**** RECORDS SUPPLIED ****

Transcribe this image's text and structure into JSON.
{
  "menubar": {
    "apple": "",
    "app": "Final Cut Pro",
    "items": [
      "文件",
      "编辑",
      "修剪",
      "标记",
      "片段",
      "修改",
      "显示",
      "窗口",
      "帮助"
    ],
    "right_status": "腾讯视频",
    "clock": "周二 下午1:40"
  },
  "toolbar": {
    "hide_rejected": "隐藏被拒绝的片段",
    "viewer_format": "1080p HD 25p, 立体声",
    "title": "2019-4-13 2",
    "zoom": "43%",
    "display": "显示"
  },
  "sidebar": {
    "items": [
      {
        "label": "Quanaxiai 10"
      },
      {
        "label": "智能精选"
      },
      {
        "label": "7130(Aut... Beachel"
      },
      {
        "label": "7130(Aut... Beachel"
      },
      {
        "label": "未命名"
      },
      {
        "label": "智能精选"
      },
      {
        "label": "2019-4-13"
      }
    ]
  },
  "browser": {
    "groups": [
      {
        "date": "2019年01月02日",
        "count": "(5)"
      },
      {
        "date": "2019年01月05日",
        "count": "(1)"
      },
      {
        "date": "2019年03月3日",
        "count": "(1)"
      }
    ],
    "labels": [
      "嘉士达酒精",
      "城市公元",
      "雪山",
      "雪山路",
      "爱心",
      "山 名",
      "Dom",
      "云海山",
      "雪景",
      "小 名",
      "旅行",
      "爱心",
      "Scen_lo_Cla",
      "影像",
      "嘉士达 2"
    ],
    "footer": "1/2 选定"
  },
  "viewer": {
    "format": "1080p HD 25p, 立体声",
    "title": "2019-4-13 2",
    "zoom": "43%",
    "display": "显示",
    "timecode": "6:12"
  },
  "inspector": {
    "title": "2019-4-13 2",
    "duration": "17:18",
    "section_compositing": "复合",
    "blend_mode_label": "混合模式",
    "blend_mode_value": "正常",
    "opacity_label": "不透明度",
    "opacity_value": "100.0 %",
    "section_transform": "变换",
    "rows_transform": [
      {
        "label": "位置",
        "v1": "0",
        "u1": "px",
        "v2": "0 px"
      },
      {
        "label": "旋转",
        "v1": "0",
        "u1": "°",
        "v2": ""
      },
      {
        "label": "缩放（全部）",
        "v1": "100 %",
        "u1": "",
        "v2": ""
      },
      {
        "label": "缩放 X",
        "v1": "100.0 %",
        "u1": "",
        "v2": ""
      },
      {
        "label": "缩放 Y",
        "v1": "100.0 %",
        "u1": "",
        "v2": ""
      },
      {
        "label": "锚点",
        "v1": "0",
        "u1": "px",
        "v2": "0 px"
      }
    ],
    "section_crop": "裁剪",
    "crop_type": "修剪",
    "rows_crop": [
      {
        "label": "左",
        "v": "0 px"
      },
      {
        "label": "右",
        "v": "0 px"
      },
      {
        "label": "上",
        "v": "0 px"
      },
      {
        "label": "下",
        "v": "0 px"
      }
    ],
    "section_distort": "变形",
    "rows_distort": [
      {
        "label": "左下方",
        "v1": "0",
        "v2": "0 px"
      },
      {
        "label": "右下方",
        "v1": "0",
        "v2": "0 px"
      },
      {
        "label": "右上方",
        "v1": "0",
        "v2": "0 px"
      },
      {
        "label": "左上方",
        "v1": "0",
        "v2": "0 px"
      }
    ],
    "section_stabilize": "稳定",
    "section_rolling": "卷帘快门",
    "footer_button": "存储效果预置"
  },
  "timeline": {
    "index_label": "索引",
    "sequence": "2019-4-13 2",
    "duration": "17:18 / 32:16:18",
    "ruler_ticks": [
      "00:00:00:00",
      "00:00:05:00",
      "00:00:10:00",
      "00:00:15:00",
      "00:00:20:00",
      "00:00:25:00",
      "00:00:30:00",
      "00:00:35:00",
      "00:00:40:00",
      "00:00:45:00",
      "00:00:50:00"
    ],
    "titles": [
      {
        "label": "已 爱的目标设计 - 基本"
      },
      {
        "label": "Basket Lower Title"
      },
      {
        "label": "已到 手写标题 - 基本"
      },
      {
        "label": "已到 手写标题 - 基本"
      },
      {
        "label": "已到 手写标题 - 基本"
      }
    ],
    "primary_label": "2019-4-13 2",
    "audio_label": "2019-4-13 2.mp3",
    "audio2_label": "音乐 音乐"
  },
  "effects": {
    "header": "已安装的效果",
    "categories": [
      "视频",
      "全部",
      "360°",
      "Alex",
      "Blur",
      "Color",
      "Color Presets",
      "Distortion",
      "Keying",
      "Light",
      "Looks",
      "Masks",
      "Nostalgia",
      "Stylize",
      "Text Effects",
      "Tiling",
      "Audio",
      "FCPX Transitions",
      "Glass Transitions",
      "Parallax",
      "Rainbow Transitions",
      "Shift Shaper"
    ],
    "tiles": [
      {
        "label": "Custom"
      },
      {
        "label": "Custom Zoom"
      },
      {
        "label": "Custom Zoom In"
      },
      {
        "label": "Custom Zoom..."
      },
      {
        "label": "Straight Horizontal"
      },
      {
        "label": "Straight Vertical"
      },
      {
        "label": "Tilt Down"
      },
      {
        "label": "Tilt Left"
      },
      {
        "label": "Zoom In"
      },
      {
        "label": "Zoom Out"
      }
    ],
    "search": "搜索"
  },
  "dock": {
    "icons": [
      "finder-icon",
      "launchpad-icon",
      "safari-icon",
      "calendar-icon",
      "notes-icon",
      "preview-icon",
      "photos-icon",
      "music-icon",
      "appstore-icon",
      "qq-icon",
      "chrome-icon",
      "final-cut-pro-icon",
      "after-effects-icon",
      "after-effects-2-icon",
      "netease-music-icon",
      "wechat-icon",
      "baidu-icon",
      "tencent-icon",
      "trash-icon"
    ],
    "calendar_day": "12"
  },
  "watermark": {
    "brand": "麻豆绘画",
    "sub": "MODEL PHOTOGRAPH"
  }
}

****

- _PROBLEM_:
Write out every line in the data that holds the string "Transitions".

- _RESPONSE TO THIS TASK_:
      "FCPX Transitions",
      "Glass Transitions",
      "Rainbow Transitions",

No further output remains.